5Gnetworks are capable of transferring data at speeds approximately ten to twentytimes faster than the fastest current offered by 4G mobile networks. This wouldallow someone with a 5G compatible device to download a high definition film inabout a minute. The large amounts of data transfer that 5G enables could oneday help to power technologies such as fully autonomous cars or remote surgeryvia robots. This past week, the Oxford City Council approvedCornerstone’s plan to build a 5G mast on the corner of Old Road and WindmillRoad, near the Nuffield Orthopedic Centre in Headington. “We have 5G coverage in more places than anyone in the UK, and we remain focused on connecting many more areas this year and beyond.” “Delivering the best movable experience for our customers has never been more important,” said Marc Allera, chief executive of BT’s consumer business which owns EE. “Our 5G rollout continues apace, with our engineers building and upgrading new sites every day to bring the latest mobile technology to even more people in the places they need it. More data is consumed every year and so the spectrum bands currently in place are becoming congested, which leads to breakdowns in service. Other 5G masts have been built, mostly across east Oxford, in recent months. The planning development reflects the drive among telecommunication companies such as O2, EE, and Cornerstone to establish a presence in the county as providers of the next generation of mobile internet connection. Oxford is one of 12 towns and cities where EE have recently rolled out 5G, alongside Blackpool and Aberdeen. Brendan O’Reilly, O2’s chief technology officer, told the BBC: “It’s vital we continue to invest in new innovations and technologies to keep Britain mobile and connected.” Accordingto data from EE, the main usage of its 5G network has been video streaming andsocial networking. EE’s increasing expansion of its 5G coverage comes inanticipation of Apple’s rollout of the iPhone 12 with 5G compatibility. Image credit to Diermaier / 61 bilder / Pixabay
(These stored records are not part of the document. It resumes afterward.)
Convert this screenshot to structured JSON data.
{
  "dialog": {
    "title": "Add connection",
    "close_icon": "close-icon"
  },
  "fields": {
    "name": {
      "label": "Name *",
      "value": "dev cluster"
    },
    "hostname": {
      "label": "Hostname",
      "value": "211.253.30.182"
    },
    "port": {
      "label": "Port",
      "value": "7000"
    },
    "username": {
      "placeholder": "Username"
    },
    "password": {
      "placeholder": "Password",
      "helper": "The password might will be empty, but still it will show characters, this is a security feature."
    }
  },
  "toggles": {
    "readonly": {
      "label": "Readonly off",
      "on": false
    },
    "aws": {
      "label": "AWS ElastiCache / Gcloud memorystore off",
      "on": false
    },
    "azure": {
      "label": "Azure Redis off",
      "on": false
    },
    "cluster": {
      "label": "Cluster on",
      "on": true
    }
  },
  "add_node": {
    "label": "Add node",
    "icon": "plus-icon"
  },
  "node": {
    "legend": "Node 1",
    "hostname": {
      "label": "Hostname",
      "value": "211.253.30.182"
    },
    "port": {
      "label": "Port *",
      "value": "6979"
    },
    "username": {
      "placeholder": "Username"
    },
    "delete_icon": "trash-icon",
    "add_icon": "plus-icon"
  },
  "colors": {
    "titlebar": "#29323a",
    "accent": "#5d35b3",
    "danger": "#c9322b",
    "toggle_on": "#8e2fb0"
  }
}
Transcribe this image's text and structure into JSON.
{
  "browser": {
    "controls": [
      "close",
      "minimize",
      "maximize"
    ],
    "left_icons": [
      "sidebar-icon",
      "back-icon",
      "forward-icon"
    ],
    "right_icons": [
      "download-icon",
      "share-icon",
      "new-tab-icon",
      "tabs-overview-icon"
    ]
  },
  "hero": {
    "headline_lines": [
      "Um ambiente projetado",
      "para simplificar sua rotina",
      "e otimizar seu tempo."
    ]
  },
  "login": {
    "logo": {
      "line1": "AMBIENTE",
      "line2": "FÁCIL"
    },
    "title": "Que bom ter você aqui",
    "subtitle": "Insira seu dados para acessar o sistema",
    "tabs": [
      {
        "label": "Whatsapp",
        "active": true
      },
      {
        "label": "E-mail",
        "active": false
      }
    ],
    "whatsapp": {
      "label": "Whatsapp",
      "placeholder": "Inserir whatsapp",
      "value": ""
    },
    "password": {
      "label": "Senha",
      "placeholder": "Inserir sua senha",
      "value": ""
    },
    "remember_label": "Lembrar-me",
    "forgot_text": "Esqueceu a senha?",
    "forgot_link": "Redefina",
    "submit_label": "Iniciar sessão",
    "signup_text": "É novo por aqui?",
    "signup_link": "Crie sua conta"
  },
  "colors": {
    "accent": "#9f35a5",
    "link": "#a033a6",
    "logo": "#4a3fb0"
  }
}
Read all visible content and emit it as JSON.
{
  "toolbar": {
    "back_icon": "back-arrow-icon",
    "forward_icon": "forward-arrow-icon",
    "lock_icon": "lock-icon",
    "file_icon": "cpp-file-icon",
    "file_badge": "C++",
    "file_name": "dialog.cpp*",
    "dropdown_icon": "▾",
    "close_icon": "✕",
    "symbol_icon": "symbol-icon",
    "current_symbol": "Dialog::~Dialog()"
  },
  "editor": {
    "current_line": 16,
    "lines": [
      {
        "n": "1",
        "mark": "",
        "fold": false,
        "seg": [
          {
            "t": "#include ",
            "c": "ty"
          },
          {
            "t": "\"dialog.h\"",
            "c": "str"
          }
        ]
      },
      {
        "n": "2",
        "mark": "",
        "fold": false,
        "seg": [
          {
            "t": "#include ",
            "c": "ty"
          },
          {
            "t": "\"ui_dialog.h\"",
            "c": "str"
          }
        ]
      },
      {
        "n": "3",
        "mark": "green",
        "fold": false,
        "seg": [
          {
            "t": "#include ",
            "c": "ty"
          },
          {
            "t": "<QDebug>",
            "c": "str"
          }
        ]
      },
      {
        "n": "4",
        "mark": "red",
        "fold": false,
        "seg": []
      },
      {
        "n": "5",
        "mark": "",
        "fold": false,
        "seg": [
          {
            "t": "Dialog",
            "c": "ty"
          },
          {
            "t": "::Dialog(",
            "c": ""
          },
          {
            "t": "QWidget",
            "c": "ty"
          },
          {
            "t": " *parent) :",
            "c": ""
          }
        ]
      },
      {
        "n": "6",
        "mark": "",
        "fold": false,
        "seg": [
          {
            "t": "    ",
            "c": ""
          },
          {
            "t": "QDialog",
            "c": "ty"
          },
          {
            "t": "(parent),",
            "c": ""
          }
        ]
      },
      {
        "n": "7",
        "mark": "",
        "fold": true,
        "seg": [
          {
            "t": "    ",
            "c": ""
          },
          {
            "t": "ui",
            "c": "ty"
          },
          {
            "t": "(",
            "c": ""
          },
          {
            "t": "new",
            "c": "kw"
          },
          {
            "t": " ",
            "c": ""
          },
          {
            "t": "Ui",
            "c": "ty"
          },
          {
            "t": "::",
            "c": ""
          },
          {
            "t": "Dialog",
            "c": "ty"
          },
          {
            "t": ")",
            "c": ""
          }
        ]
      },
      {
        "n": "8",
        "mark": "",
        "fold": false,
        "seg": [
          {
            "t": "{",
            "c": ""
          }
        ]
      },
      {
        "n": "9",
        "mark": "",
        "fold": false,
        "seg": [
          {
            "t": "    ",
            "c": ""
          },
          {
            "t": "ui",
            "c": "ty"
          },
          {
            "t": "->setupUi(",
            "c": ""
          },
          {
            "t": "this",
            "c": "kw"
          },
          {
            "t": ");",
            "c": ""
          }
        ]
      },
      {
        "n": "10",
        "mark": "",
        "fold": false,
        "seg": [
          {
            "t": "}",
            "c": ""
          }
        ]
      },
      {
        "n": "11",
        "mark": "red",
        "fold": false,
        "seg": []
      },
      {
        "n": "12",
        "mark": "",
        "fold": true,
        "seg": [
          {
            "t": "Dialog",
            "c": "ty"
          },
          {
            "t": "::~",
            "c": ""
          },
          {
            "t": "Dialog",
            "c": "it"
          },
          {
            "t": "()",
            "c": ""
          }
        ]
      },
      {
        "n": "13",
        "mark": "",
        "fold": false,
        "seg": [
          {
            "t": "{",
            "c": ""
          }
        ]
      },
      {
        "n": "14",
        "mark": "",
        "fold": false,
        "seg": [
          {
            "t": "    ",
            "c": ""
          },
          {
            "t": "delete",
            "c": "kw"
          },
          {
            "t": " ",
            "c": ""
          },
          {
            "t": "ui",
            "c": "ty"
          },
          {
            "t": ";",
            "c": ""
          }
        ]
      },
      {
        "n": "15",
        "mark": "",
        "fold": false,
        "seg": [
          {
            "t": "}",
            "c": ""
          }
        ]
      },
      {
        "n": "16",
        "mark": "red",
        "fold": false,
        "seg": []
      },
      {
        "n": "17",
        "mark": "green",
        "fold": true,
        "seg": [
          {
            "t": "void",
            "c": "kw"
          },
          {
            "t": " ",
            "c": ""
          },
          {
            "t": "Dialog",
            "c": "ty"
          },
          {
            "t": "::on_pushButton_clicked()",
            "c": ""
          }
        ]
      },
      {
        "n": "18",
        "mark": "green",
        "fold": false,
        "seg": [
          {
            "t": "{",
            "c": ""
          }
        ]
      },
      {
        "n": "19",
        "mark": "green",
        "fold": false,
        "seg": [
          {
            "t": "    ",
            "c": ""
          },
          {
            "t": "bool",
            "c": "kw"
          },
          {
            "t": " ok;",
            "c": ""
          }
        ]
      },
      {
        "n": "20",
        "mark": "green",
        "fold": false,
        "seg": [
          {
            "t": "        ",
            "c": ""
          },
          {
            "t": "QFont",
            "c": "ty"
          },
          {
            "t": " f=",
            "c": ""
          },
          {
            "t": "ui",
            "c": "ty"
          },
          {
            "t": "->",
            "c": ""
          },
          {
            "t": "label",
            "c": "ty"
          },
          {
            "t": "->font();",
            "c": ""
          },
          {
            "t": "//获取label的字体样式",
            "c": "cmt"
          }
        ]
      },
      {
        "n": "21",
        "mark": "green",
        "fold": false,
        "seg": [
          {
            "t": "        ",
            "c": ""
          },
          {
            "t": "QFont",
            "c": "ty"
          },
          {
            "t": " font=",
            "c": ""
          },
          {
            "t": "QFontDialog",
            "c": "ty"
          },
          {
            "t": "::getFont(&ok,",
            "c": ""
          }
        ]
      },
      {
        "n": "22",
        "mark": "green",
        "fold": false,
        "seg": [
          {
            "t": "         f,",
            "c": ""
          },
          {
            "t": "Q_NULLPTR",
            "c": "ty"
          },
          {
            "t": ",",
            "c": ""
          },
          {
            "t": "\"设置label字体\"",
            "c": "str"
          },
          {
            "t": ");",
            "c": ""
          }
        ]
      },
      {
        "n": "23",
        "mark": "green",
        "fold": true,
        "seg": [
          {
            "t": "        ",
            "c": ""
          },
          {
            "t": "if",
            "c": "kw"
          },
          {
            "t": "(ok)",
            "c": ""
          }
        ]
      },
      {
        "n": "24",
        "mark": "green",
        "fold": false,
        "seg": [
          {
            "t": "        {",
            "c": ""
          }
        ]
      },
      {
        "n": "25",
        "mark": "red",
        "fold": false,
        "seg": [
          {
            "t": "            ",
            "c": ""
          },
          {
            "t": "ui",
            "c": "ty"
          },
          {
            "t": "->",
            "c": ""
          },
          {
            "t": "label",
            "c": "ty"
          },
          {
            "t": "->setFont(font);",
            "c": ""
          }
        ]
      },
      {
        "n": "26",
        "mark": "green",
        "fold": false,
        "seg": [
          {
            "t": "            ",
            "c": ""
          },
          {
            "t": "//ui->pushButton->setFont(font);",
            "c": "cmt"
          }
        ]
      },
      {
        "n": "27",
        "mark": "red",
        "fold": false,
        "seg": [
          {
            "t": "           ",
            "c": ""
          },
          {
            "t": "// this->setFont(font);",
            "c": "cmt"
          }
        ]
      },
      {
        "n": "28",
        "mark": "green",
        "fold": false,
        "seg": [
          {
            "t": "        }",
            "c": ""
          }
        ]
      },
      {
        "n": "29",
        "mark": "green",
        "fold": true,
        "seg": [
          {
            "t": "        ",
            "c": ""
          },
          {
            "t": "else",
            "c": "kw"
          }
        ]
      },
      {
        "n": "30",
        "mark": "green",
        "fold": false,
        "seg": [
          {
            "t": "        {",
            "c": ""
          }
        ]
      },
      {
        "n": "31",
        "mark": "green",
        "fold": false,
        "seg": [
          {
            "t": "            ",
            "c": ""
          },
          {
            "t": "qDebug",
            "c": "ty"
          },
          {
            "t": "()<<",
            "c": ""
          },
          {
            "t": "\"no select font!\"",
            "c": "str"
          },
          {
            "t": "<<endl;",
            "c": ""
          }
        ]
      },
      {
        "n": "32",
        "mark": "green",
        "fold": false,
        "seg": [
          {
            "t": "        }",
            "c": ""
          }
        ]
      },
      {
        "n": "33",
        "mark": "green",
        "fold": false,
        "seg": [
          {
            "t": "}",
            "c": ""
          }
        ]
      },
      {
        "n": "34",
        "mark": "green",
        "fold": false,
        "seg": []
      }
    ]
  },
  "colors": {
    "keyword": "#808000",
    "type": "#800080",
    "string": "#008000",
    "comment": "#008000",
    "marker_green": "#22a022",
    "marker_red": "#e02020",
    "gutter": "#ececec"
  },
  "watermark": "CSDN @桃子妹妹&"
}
Vectren, a CenterPoint Energy company, today announced as part of its ongoing sustainability efforts, ponded coal ash from its southwestern Indiana generating station, A.B. Brown, will be excavated and recycled for beneficial reuse. This partnership is a result of the federally mandated Coal Combustion Residuals Rule (CCR) requiring certain compliance measures for the long-term closure plans of coal ash ponds.This week, Vectren filed an application with the Indiana Utility Regulatory Commission (IURC) to recover the costs associated with the ash pond remediation. The company will soon begin construction of the infrastructure needed to transport the coal ash to the Ohio River for transport by the manufacturer that will reuse the ash. The material that can be beneficially reused will be removed from the site, thereby greatly reducing future cost and environmental risk compared to alternatives that would leave all the ash on Vectren’s property.“This partnership with the manufacturer is an ideal solution – the material is removed from the environment, it will be used for beneficial purposes, and the cost to customers will be less than other viable compliance options,” said Lynnae Wilson, chief business officer, Indiana Electric. “Vectren’s decision to recycle the ponded coal ash reduces the impact on the environment and allows for the safe clean closure of the A.B. Brown coal ash pond.”Vectren signed a multi-year agreement for the excavation, conversion and recycling of up to six million tons of ponded ash, a by-product of coal-fired generation, beginning in 2021. Since 2009, Vectren has been shipping dry fly ash from A.B. Brown, F.B. Culley and Warrick coal plants for use as a raw material in cement manufacturing. Forward Looking StatementThis news release includes forward-looking statements within the meaning of the Private Securities Litigation Reform Act of 1995. When used in this news release, the words “anticipate,” “believe,” “continue,” “could,” “estimate,” “expect,” “forecast,” “goal,” “intend,” “may,” “objective,” “plan,” “potential,” “predict,” “projection,” “should,” “target,” “will” or other similar words are intended to identify forward-looking statements. These forward-looking statements are based upon assumptions of management which are believed to be reasonable at the time made and are subject to significant risks and uncertainties. Actual events and results may differ materially from those expressed or implied by these forward-looking statements. Any statements in this news release regarding future events, such as the company’s anticipated closure plan for the excavation and recycling of coal ash, including infrastructure construction related thereto, future cost impacts on the company and its customers and expectations regarding the company’s future environmental risk profile, regulatory filings and decisions on those filings, legislative actions or requirements, and any other statements that are not historical facts are forward-looking statements. Each forward-looking statement contained in this news release speaks only as of the date of this release. Factors that could affect actual results include the timing and impact of future regulatory and legislative decisions, effects of competition, weather variations, changes in business plans, financial market conditions and other factors discussed in CenterPoint Energy’s Annual Report on Form 10-K for the fiscal year ended December 31, 2018, CenterPoint Energy’s Quarterly Report on Form 10-Q for the quarters ended March 31, 2019 and June 30, 2019 and other reports CenterPoint Energy or its subsidiaries may file from time to time with the Securities and Exchange Commission. FacebookTwitterCopy LinkEmail